Some of the world’s most biodiverse areas are held and managed by Indigenous peoples and traditional communities. With a close relationship to their natural environments, Indigenous peoples have developed unique knowledge and effective management practices that contribute to biodiversity conservation and to the sustainable natural resource use. Being so closely connected to nature also means that Indigenous peoples are often first and most severely affected by environmental degradation and the impacts of climate change. In many places, Indigenous peoples have no secure tenure rights and are excluded from decisions affecting their environment, which increases their vulnerability and limits their ability to contribute to conservation efforts.
Since CCNet was formed, conservation coaches in different parts of the world have collaborated with Indigenous partners to help adaptively manage Indigenous or communally-owned resources. Innovations such as Healthy Country Planning were co-developed with Indigenous peoples, and numerous Indigenous colleagues have been trained as planners and conservation coaches. Over the years, a community of Indigenous Open Standards practitioners and coaches working with Indigenous communities has emerged.
To improve sharing and learning and allow this community to grow, we launched the “Community of Practice: Indigenous OS Projects” in April 2019. To connect community members, we established an email listserv (firstname.lastname@example.org). In addition, the Coach Database can now display affiliation with the Indigenous OS Projects community of practice. We are also developing a web-based repository of tools and resources, such as Healthy Country Planning presentations. Please feel free to download, use, share, and adapt them to your local needs and circumstances.
If you would like to sign up for the CoP Indigenous OS Projects listserv, or if you would like to be identified in the Coach Database for your work with Indigenous communities, contact Frank Weisenberger via email.

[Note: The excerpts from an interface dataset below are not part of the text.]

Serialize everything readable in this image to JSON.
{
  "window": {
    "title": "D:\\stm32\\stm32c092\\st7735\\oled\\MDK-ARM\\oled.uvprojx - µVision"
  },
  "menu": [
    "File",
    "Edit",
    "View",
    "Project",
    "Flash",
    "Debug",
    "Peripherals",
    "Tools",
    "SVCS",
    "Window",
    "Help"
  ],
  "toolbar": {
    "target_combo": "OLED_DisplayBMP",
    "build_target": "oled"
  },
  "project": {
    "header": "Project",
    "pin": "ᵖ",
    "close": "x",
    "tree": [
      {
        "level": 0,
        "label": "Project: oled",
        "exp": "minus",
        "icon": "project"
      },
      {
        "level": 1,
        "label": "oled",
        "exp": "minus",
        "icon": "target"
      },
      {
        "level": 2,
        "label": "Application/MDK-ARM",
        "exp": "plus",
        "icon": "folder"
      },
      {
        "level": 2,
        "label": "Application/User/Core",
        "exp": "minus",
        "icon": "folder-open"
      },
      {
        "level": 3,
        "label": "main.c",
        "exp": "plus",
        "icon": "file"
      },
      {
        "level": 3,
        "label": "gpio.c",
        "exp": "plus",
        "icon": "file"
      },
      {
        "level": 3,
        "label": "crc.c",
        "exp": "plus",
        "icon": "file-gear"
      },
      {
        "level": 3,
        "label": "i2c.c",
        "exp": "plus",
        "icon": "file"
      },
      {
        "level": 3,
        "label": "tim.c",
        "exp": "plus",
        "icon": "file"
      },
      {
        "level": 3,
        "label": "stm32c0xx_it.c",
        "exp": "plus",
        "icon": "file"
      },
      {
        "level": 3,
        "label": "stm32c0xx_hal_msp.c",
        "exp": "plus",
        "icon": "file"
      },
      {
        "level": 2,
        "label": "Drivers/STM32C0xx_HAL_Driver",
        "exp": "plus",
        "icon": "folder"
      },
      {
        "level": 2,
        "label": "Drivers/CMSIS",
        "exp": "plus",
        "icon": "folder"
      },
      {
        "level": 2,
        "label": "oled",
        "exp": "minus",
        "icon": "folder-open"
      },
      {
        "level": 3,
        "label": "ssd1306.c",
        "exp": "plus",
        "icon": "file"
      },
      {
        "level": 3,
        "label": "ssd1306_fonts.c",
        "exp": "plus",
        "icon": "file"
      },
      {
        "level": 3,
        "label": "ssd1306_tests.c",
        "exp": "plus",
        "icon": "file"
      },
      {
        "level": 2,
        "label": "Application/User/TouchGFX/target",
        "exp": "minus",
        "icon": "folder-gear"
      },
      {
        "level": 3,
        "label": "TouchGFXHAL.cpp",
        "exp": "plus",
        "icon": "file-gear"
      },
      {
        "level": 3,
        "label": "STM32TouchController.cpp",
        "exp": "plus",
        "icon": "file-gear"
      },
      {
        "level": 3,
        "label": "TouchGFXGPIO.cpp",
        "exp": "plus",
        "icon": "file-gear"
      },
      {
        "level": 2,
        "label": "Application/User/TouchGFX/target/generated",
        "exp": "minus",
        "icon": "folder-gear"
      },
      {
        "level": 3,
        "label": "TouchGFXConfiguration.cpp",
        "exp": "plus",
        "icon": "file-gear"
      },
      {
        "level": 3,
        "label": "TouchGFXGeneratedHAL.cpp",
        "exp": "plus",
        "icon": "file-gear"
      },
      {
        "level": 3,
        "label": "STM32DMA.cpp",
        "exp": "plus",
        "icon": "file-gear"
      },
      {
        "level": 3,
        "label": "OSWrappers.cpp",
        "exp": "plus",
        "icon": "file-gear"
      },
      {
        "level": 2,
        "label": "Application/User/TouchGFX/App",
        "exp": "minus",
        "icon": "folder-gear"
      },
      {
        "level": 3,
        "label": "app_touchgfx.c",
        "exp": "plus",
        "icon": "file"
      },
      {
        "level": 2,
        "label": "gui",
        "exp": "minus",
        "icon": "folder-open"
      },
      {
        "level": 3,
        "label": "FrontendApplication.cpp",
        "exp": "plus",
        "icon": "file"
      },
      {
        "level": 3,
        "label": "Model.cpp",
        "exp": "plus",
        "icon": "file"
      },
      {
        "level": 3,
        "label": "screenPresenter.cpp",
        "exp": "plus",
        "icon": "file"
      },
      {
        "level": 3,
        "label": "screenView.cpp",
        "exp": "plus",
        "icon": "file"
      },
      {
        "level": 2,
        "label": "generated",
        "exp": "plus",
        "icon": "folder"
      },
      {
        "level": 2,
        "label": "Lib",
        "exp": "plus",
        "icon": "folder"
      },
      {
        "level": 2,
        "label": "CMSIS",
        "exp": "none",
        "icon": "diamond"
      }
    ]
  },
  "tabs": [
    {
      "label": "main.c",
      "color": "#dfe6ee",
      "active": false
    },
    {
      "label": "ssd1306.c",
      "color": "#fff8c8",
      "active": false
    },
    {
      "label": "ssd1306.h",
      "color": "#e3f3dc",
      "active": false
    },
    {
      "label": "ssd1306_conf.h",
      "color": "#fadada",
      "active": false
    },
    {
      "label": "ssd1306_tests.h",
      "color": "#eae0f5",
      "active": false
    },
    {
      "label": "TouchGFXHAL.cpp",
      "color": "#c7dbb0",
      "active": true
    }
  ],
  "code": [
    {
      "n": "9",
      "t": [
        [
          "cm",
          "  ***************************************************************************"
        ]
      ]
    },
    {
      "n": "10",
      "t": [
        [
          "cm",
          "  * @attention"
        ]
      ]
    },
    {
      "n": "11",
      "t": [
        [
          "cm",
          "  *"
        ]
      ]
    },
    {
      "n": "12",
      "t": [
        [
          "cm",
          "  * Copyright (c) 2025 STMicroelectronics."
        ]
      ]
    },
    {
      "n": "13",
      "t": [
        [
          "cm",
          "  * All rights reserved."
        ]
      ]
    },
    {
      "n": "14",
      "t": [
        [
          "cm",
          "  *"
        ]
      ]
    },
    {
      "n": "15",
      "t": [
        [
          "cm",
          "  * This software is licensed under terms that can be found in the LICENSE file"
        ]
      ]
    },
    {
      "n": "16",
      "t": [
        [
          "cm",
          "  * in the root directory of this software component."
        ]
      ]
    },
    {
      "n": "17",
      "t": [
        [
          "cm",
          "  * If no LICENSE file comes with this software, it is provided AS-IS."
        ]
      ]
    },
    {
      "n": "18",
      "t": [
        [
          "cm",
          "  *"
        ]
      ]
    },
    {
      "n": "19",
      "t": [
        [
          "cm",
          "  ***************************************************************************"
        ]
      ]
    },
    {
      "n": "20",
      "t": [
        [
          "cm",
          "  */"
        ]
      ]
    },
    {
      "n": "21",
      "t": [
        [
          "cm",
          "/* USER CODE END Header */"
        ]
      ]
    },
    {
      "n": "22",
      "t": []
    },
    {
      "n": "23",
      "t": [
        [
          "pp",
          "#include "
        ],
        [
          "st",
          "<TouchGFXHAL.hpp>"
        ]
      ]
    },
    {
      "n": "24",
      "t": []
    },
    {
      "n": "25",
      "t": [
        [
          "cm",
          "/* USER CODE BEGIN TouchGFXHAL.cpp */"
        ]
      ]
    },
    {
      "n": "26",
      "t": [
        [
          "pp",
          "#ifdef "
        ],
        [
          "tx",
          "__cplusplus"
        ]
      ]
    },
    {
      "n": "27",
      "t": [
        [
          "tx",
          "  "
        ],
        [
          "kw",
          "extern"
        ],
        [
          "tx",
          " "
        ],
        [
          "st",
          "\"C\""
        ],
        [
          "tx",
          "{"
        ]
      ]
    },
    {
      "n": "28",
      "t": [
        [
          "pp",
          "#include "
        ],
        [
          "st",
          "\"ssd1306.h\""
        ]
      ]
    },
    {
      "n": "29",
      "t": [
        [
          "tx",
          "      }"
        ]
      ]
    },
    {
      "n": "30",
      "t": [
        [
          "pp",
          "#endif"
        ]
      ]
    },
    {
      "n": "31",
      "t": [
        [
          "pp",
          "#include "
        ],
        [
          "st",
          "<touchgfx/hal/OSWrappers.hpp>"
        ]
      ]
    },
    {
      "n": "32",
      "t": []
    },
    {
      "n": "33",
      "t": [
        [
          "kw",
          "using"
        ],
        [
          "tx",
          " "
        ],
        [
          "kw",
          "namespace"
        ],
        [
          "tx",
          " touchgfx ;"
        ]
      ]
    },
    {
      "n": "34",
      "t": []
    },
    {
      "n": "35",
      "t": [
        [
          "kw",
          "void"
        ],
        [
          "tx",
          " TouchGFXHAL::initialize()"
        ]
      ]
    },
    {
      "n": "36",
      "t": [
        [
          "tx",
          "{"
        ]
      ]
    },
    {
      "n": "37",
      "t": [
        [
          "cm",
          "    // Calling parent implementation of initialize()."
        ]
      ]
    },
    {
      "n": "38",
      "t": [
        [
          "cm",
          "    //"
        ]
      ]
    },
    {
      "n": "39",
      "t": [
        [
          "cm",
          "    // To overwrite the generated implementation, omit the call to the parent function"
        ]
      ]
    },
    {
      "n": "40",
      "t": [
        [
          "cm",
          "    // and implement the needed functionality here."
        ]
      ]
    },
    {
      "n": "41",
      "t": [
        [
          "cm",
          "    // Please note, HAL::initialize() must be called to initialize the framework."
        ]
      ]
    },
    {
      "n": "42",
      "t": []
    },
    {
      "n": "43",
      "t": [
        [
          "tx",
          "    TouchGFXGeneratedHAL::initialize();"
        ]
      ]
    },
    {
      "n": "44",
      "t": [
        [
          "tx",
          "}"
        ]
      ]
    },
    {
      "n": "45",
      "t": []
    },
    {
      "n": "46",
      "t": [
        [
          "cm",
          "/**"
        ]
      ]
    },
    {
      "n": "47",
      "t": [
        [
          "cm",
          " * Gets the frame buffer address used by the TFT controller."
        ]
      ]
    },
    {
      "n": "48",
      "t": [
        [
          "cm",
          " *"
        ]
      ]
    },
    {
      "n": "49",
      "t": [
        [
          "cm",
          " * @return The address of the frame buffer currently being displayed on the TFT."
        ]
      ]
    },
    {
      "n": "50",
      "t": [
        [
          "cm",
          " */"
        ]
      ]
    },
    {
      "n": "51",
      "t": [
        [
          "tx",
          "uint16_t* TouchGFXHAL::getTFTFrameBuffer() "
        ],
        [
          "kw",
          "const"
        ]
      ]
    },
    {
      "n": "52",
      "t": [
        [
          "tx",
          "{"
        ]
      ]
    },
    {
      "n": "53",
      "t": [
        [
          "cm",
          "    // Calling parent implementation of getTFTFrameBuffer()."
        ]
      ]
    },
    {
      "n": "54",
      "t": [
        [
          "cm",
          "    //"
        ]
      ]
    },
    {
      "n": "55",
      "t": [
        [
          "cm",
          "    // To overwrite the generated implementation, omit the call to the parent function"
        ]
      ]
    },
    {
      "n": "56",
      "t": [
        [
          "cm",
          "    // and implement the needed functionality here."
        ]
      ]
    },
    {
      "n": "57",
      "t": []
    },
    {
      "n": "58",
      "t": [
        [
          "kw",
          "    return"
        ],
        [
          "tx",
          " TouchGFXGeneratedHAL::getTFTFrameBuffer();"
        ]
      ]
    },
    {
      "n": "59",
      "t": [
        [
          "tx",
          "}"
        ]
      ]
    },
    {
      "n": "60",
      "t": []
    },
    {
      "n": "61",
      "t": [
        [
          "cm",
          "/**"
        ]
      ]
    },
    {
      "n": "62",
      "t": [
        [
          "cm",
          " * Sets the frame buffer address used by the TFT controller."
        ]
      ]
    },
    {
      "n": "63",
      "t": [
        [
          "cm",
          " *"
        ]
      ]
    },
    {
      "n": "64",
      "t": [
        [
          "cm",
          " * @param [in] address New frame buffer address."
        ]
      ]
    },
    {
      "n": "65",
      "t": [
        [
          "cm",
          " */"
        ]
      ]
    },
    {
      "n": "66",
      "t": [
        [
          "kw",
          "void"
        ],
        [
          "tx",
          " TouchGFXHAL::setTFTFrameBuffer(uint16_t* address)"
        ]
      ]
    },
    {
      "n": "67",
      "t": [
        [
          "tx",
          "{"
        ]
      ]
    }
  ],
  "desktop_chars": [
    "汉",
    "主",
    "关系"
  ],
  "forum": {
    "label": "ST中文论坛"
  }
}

Please reach out to us if you would like to share materials that you have found useful in your practice of the Open Standards or Healthy Country Planning with Indigenous projects.